### ABOUT THIS EXERCISE
Determine the number of lines in the following entries that hold the word "PCAT". Give only that number.

Web page and app entries:
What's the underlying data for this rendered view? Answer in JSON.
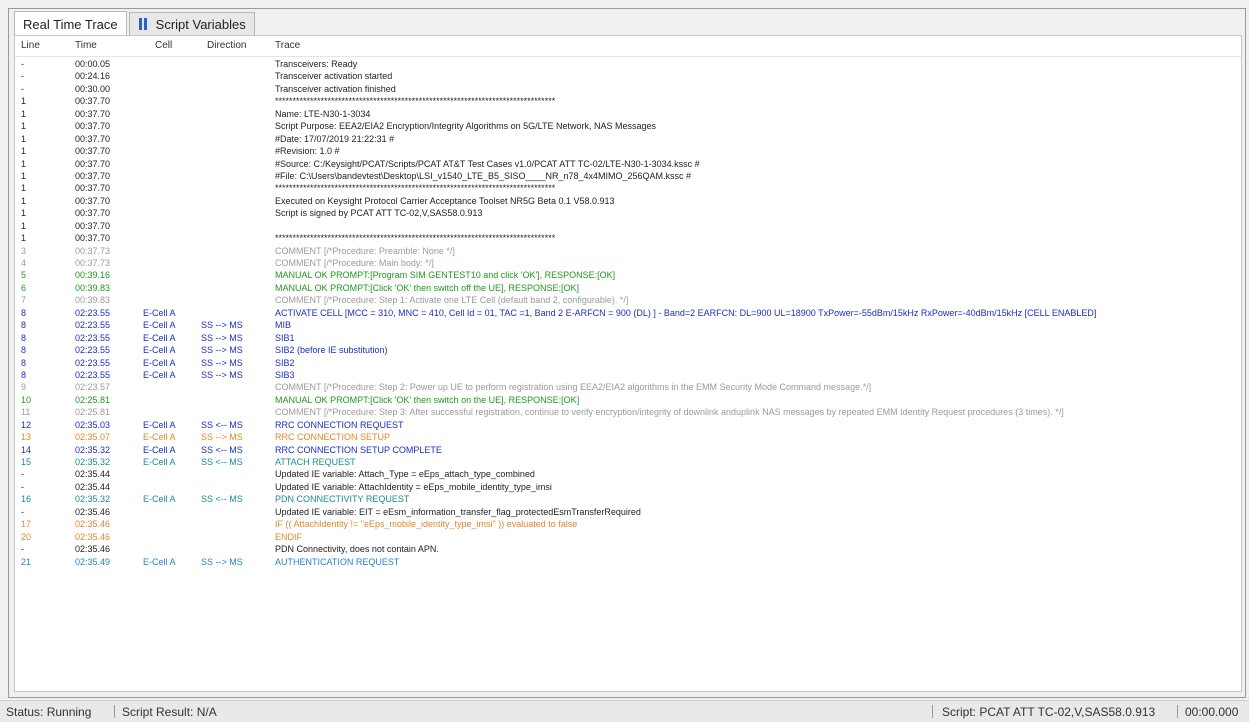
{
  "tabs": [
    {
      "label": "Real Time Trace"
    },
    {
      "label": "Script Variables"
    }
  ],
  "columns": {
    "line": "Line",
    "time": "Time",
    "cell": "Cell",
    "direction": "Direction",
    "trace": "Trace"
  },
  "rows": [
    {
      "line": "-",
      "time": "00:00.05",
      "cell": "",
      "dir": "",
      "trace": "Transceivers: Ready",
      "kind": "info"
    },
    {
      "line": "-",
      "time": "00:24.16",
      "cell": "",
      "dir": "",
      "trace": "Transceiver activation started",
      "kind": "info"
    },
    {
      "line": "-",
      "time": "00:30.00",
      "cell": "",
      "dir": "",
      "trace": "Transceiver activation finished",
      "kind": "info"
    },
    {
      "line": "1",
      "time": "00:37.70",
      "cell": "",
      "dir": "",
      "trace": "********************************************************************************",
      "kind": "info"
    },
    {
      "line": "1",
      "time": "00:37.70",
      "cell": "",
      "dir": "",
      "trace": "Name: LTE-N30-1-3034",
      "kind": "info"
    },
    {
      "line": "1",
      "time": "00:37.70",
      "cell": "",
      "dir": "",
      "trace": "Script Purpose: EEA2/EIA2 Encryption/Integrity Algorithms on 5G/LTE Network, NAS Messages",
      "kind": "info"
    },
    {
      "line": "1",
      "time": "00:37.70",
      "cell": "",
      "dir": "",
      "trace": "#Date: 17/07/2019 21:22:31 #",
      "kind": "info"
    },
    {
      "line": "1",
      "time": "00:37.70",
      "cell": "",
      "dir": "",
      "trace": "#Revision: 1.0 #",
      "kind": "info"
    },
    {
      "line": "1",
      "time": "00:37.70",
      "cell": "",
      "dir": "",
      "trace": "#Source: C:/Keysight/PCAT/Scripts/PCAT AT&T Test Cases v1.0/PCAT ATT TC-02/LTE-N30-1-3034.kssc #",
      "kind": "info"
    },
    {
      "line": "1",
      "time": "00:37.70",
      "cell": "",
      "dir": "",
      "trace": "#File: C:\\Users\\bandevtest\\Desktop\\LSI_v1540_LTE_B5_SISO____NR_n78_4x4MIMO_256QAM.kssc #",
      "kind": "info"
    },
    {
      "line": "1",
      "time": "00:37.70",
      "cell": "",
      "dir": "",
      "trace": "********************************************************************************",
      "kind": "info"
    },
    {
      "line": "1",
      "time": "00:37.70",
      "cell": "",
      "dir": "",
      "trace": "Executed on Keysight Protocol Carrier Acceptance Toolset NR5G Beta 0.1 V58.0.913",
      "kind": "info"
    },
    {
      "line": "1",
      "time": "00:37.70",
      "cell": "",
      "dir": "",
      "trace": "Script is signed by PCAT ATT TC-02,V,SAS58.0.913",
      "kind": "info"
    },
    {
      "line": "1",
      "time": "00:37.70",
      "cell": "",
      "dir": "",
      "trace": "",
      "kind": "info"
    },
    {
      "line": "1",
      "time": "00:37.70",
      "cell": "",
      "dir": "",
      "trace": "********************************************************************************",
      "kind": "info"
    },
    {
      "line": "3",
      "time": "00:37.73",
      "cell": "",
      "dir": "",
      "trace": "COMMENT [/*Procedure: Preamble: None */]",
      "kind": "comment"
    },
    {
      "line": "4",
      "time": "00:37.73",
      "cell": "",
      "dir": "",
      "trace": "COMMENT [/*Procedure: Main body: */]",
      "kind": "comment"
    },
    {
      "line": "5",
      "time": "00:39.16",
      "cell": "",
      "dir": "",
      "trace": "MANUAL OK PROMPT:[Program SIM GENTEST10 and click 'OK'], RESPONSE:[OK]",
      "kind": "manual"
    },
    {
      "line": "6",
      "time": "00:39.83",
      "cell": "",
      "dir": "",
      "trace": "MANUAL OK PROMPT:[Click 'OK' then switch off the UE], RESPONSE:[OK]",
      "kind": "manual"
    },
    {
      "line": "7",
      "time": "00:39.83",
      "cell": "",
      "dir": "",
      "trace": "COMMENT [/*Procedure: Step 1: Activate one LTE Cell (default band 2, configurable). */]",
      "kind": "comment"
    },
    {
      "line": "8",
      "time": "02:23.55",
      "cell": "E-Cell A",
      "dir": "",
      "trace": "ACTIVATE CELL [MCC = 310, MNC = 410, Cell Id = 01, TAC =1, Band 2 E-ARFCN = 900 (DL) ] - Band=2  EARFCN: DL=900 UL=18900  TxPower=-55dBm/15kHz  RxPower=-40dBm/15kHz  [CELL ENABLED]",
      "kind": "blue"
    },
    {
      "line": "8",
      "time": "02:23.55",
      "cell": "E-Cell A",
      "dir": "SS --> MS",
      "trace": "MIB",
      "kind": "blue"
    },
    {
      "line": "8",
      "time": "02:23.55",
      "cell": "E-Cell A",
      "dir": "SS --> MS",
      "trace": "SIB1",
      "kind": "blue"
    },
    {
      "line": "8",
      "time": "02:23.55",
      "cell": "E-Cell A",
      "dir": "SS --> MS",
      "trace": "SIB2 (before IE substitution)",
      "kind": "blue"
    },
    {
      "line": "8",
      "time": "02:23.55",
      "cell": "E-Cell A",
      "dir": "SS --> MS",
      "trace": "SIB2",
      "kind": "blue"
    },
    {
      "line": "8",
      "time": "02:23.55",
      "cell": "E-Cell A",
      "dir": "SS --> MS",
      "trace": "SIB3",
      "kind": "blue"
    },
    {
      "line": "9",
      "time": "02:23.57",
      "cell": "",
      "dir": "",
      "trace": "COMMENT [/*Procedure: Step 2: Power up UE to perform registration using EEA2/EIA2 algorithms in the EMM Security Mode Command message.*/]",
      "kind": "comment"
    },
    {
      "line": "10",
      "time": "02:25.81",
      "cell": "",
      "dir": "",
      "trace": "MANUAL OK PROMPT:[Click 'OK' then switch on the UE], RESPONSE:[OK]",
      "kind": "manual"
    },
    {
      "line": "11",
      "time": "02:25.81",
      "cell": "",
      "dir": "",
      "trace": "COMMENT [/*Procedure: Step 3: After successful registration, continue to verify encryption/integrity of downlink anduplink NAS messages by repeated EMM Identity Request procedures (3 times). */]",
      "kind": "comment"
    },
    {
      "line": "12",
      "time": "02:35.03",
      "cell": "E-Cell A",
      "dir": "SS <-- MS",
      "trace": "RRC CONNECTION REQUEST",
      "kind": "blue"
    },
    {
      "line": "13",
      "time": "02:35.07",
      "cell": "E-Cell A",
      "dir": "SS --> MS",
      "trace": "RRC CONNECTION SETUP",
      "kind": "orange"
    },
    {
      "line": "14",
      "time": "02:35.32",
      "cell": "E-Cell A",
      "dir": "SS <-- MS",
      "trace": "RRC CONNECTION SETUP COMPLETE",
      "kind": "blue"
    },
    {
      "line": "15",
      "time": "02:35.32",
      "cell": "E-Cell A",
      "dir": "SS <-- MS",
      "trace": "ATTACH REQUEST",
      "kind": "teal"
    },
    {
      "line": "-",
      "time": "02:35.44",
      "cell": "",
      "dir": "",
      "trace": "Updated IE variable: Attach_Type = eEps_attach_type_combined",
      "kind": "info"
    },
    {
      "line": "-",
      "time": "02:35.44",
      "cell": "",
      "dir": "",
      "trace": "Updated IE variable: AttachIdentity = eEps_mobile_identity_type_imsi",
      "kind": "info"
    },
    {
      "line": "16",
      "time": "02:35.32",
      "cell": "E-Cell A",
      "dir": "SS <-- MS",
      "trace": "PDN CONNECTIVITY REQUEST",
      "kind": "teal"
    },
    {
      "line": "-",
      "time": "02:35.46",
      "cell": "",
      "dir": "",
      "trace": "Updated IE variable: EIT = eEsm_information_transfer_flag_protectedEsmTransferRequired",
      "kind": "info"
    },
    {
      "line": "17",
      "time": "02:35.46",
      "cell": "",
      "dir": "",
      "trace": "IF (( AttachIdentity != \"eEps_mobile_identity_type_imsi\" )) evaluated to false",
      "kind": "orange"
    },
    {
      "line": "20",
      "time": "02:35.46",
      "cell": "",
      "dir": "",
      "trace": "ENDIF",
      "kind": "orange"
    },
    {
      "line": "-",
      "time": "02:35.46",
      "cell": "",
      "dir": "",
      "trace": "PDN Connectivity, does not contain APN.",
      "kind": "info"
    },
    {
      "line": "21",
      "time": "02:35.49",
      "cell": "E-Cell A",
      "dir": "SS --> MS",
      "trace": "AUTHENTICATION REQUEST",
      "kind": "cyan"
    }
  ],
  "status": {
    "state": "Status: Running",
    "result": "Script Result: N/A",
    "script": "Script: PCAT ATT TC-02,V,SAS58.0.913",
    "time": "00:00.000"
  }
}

### SOLUTION TO THE EXERCISE
3